- Opening Delimiter -

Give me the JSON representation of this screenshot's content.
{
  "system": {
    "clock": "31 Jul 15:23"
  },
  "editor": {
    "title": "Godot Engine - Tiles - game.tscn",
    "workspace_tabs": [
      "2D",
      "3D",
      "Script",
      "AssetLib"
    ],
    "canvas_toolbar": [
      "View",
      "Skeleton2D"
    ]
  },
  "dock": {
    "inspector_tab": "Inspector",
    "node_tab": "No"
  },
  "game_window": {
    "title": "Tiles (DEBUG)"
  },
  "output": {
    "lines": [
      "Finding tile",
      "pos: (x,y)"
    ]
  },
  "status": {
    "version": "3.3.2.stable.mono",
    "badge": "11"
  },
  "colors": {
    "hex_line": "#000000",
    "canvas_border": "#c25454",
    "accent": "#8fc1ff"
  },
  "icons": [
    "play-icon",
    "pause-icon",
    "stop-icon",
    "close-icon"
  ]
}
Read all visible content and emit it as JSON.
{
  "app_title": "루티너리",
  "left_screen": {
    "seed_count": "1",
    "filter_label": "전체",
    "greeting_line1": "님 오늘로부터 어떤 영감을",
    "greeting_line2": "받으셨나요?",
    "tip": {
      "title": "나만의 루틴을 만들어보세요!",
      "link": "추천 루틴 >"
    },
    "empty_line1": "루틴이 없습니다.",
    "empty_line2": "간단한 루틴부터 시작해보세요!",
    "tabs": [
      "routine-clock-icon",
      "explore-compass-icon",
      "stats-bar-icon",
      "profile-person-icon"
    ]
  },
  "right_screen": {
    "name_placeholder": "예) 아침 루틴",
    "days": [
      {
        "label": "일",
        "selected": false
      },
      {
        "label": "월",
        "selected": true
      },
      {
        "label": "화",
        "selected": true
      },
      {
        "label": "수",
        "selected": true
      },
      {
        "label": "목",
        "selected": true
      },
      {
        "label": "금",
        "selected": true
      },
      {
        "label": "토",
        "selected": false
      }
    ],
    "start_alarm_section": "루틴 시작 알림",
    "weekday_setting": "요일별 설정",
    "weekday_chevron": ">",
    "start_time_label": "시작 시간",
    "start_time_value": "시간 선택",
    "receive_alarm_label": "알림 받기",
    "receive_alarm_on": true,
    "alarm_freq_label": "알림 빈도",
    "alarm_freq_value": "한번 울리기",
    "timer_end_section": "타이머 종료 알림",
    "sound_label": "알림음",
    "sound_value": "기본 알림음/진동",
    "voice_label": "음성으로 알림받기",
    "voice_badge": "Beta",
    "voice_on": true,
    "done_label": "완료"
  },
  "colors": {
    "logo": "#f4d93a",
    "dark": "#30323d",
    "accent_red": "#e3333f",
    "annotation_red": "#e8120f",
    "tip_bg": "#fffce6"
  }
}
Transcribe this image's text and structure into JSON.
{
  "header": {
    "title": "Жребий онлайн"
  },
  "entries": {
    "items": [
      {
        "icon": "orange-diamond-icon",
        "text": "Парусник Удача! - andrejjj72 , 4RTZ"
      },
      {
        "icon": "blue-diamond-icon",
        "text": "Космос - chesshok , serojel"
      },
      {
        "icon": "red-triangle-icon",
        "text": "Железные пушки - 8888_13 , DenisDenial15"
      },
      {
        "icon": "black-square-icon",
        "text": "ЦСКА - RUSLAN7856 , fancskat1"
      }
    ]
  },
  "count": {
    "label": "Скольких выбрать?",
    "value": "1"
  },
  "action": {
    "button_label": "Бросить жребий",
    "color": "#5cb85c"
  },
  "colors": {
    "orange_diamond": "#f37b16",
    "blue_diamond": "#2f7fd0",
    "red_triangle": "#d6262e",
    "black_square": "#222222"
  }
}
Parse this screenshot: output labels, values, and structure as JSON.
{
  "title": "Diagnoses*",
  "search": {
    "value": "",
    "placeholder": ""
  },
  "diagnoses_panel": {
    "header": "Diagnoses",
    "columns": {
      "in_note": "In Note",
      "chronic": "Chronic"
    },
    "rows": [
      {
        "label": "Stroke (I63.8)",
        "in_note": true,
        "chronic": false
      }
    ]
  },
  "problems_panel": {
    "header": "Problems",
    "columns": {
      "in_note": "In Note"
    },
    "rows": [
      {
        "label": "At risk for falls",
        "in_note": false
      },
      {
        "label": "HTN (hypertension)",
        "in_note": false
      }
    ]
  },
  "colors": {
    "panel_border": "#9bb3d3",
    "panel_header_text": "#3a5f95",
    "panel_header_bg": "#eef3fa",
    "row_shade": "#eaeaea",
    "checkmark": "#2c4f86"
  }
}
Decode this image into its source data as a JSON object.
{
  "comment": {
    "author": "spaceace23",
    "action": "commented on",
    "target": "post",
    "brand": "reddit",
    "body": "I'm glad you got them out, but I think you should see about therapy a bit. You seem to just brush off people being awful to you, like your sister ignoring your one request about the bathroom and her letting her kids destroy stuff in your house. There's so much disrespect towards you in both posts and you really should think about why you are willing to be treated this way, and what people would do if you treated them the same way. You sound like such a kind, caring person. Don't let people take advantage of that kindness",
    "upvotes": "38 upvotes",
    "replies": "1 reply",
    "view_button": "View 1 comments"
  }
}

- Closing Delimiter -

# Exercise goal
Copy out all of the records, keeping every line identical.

# Task solution
Give me the JSON representation of this screenshot's content.
{
  "system": {
    "clock": "31 Jul 15:23"
  },
  "editor": {
    "title": "Godot Engine - Tiles - game.tscn",
    "workspace_tabs": [
      "2D",
      "3D",
      "Script",
      "AssetLib"
    ],
    "canvas_toolbar": [
      "View",
      "Skeleton2D"
    ]
  },
  "dock": {
    "inspector_tab": "Inspector",
    "node_tab": "No"
  },
  "game_window": {
    "title": "Tiles (DEBUG)"
  },
  "output": {
    "lines": [
      "Finding tile",
      "pos: (x,y)"
    ]
  },
  "status": {
    "version": "3.3.2.stable.mono",
    "badge": "11"
  },
  "colors": {
    "hex_line": "#000000",
    "canvas_border": "#c25454",
    "accent": "#8fc1ff"
  },
  "icons": [
    "play-icon",
    "pause-icon",
    "stop-icon",
    "close-icon"
  ]
}
Read all visible content and emit it as JSON.
{
  "app_title": "루티너리",
  "left_screen": {
    "seed_count": "1",
    "filter_label": "전체",
    "greeting_line1": "님 오늘로부터 어떤 영감을",
    "greeting_line2": "받으셨나요?",
    "tip": {
      "title": "나만의 루틴을 만들어보세요!",
      "link": "추천 루틴 >"
    },
    "empty_line1": "루틴이 없습니다.",
    "empty_line2": "간단한 루틴부터 시작해보세요!",
    "tabs": [
      "routine-clock-icon",
      "explore-compass-icon",
      "stats-bar-icon",
      "profile-person-icon"
    ]
  },
  "right_screen": {
    "name_placeholder": "예) 아침 루틴",
    "days": [
      {
        "label": "일",
        "selected": false
      },
      {
        "label": "월",
        "selected": true
      },
      {
        "label": "화",
        "selected": true
      },
      {
        "label": "수",
        "selected": true
      },
      {
        "label": "목",
        "selected": true
      },
      {
        "label": "금",
        "selected": true
      },
      {
        "label": "토",
        "selected": false
      }
    ],
    "start_alarm_section": "루틴 시작 알림",
    "weekday_setting": "요일별 설정",
    "weekday_chevron": ">",
    "start_time_label": "시작 시간",
    "start_time_value": "시간 선택",
    "receive_alarm_label": "알림 받기",
    "receive_alarm_on": true,
    "alarm_freq_label": "알림 빈도",
    "alarm_freq_value": "한번 울리기",
    "timer_end_section": "타이머 종료 알림",
    "sound_label": "알림음",
    "sound_value": "기본 알림음/진동",
    "voice_label": "음성으로 알림받기",
    "voice_badge": "Beta",
    "voice_on": true,
    "done_label": "완료"
  },
  "colors": {
    "logo": "#f4d93a",
    "dark": "#30323d",
    "accent_red": "#e3333f",
    "annotation_red": "#e8120f",
    "tip_bg": "#fffce6"
  }
}
Transcribe this image's text and structure into JSON.
{
  "header": {
    "title": "Жребий онлайн"
  },
  "entries": {
    "items": [
      {
        "icon": "orange-diamond-icon",
        "text": "Парусник Удача! - andrejjj72 , 4RTZ"
      },
      {
        "icon": "blue-diamond-icon",
        "text": "Космос - chesshok , serojel"
      },
      {
        "icon": "red-triangle-icon",
        "text": "Железные пушки - 8888_13 , DenisDenial15"
      },
      {
        "icon": "black-square-icon",
        "text": "ЦСКА - RUSLAN7856 , fancskat1"
      }
    ]
  },
  "count": {
    "label": "Скольких выбрать?",
    "value": "1"
  },
  "action": {
    "button_label": "Бросить жребий",
    "color": "#5cb85c"
  },
  "colors": {
    "orange_diamond": "#f37b16",
    "blue_diamond": "#2f7fd0",
    "red_triangle": "#d6262e",
    "black_square": "#222222"
  }
}
Parse this screenshot: output labels, values, and structure as JSON.
{
  "title": "Diagnoses*",
  "search": {
    "value": "",
    "placeholder": ""
  },
  "diagnoses_panel": {
    "header": "Diagnoses",
    "columns": {
      "in_note": "In Note",
      "chronic": "Chronic"
    },
    "rows": [
      {
        "label": "Stroke (I63.8)",
        "in_note": true,
        "chronic": false
      }
    ]
  },
  "problems_panel": {
    "header": "Problems",
    "columns": {
      "in_note": "In Note"
    },
    "rows": [
      {
        "label": "At risk for falls",
        "in_note": false
      },
      {
        "label": "HTN (hypertension)",
        "in_note": false
      }
    ]
  },
  "colors": {
    "panel_border": "#9bb3d3",
    "panel_header_text": "#3a5f95",
    "panel_header_bg": "#eef3fa",
    "row_shade": "#eaeaea",
    "checkmark": "#2c4f86"
  }
}
Decode this image into its source data as a JSON object.
{
  "comment": {
    "author": "spaceace23",
    "action": "commented on",
    "target": "post",
    "brand": "reddit",
    "body": "I'm glad you got them out, but I think you should see about therapy a bit. You seem to just brush off people being awful to you, like your sister ignoring your one request about the bathroom and her letting her kids destroy stuff in your house. There's so much disrespect towards you in both posts and you really should think about why you are willing to be treated this way, and what people would do if you treated them the same way. You sound like such a kind, caring person. Don't let people take advantage of that kindness",
    "upvotes": "38 upvotes",
    "replies": "1 reply",
    "view_button": "View 1 comments"
  }
}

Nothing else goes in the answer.